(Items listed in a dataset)
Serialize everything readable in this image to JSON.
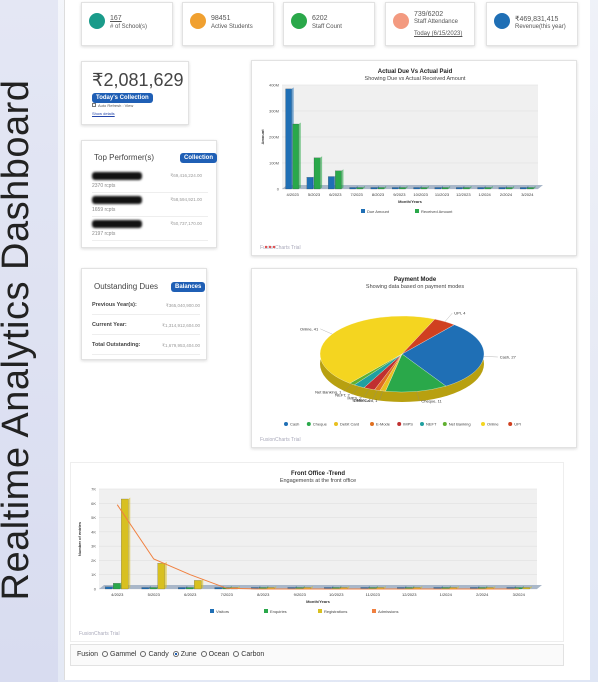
{
  "side_title": "Realtime Analytics Dashboard",
  "stats": [
    {
      "value": "167",
      "label": "# of School(s)",
      "icon": "graduation-cap-icon",
      "color": "#1a9b8a",
      "value_link": true
    },
    {
      "value": "98451",
      "label": "Active Students",
      "icon": "smile-icon",
      "color": "#f0a030"
    },
    {
      "value": "6202",
      "label": "Staff Count",
      "icon": "users-icon",
      "color": "#2aa84a"
    },
    {
      "value": "739/6202",
      "label": "Staff Attendance",
      "sub": "Today (6/15/2023)",
      "icon": "virus-icon",
      "color": "#f39a80"
    },
    {
      "value": "₹469,831,415",
      "label": "Revenue(this year)",
      "icon": "wallet-icon",
      "color": "#1f6fb5"
    }
  ],
  "collection": {
    "amount": "₹2,081,629",
    "button": "Today's Collection",
    "auto_refresh": "Auto Refresh : View",
    "details_link": "Show details"
  },
  "top_performers": {
    "title": "Top Performer(s)",
    "button": "Collection",
    "rows": [
      {
        "amount": "₹69,416,224.00",
        "sub": "2370 rcpts"
      },
      {
        "amount": "₹58,594,921.00",
        "sub": "1659 rcpts"
      },
      {
        "amount": "₹50,737,170.00",
        "sub": "2197 rcpts"
      }
    ]
  },
  "outstanding": {
    "title": "Outstanding Dues",
    "button": "Balances",
    "rows": [
      {
        "label": "Previous Year(s):",
        "value": "₹365,040,900.00"
      },
      {
        "label": "Current Year:",
        "value": "₹1,314,912,604.00"
      },
      {
        "label": "Total Outstanding:",
        "value": "₹1,679,953,404.00"
      }
    ]
  },
  "watermark": "FusionCharts Trial",
  "chart_data": [
    {
      "type": "bar",
      "title": "Actual Due Vs Actual Paid",
      "subtitle": "Showing Due vs Actual Received Amount",
      "xlabel": "Month/Years",
      "ylabel": "Amount",
      "categories": [
        "4/2023",
        "5/2023",
        "6/2023",
        "7/2023",
        "8/2023",
        "9/2023",
        "10/2023",
        "11/2023",
        "12/2023",
        "1/2024",
        "2/2024",
        "3/2024"
      ],
      "yticks": [
        "0",
        "100M",
        "200M",
        "300M",
        "400M"
      ],
      "ylim": [
        0,
        400
      ],
      "series": [
        {
          "name": "Due Amount",
          "color": "#1f6fb5",
          "values": [
            385,
            45,
            48,
            2,
            2,
            2,
            2,
            2,
            2,
            2,
            2,
            2
          ]
        },
        {
          "name": "Received Amount",
          "color": "#2aa84a",
          "values": [
            250,
            120,
            70,
            0,
            0,
            0,
            0,
            0,
            0,
            0,
            0,
            0
          ]
        }
      ]
    },
    {
      "type": "pie",
      "title": "Payment Mode",
      "subtitle": "Showing data based on payment modes",
      "slices": [
        {
          "name": "Cash",
          "label": "Cash, 27",
          "value": 27,
          "color": "#1f6fb5"
        },
        {
          "name": "Cheque",
          "label": "Cheque, 11",
          "value": 11,
          "color": "#2aa84a"
        },
        {
          "name": "Debit Card",
          "label": "Debit Card, 1",
          "value": 1,
          "color": "#e8c020"
        },
        {
          "name": "E-Mode",
          "label": "E-Mode, 1",
          "value": 1,
          "color": "#e07020"
        },
        {
          "name": "IMPS",
          "label": "IMPS, 2",
          "value": 2,
          "color": "#c03030"
        },
        {
          "name": "NEFT",
          "label": "NEFT, 2",
          "value": 2,
          "color": "#20a0a0"
        },
        {
          "name": "Net Banking",
          "label": "Net Banking, 1",
          "value": 1,
          "color": "#60b030"
        },
        {
          "name": "Online",
          "label": "Online, 41",
          "value": 41,
          "color": "#f4d520"
        },
        {
          "name": "UPI",
          "label": "UPI, 4",
          "value": 4,
          "color": "#d04020"
        }
      ]
    },
    {
      "type": "bar",
      "title": "Front Office -Trend",
      "subtitle": "Engagements at the front office",
      "xlabel": "Month/Years",
      "ylabel": "Number of entries",
      "categories": [
        "4/2023",
        "5/2023",
        "6/2023",
        "7/2023",
        "8/2023",
        "9/2023",
        "10/2023",
        "11/2023",
        "12/2023",
        "1/2024",
        "2/2024",
        "3/2024"
      ],
      "yticks": [
        "0",
        "1K",
        "2K",
        "3K",
        "4K",
        "5K",
        "6K",
        "7K"
      ],
      "ylim": [
        0,
        7
      ],
      "series": [
        {
          "name": "Visitors",
          "color": "#1f6fb5",
          "values": [
            0.15,
            0.05,
            0.05,
            0,
            0,
            0,
            0,
            0,
            0,
            0,
            0,
            0
          ]
        },
        {
          "name": "Enquiries",
          "color": "#2aa84a",
          "values": [
            0.4,
            0.1,
            0.05,
            0,
            0,
            0,
            0,
            0,
            0,
            0,
            0,
            0
          ]
        },
        {
          "name": "Registrations",
          "color": "#d8c020",
          "values": [
            6.3,
            1.8,
            0.6,
            0.05,
            0,
            0,
            0,
            0,
            0,
            0,
            0,
            0
          ]
        },
        {
          "name": "Admissions",
          "color": "#f08040",
          "line": true,
          "values": [
            5.9,
            2.1,
            1.0,
            0.05,
            0,
            0,
            0,
            0,
            0,
            0,
            0,
            0
          ]
        }
      ]
    }
  ],
  "themes": {
    "options": [
      "Fusion",
      "Gammel",
      "Candy",
      "Zune",
      "Ocean",
      "Carbon"
    ],
    "selected": "Zune"
  }
}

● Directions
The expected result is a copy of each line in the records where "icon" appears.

● Exercise solution
      "icon": "graduation-cap-icon",
      "icon": "smile-icon",
      "icon": "users-icon",
      "icon": "virus-icon",
      "icon": "wallet-icon",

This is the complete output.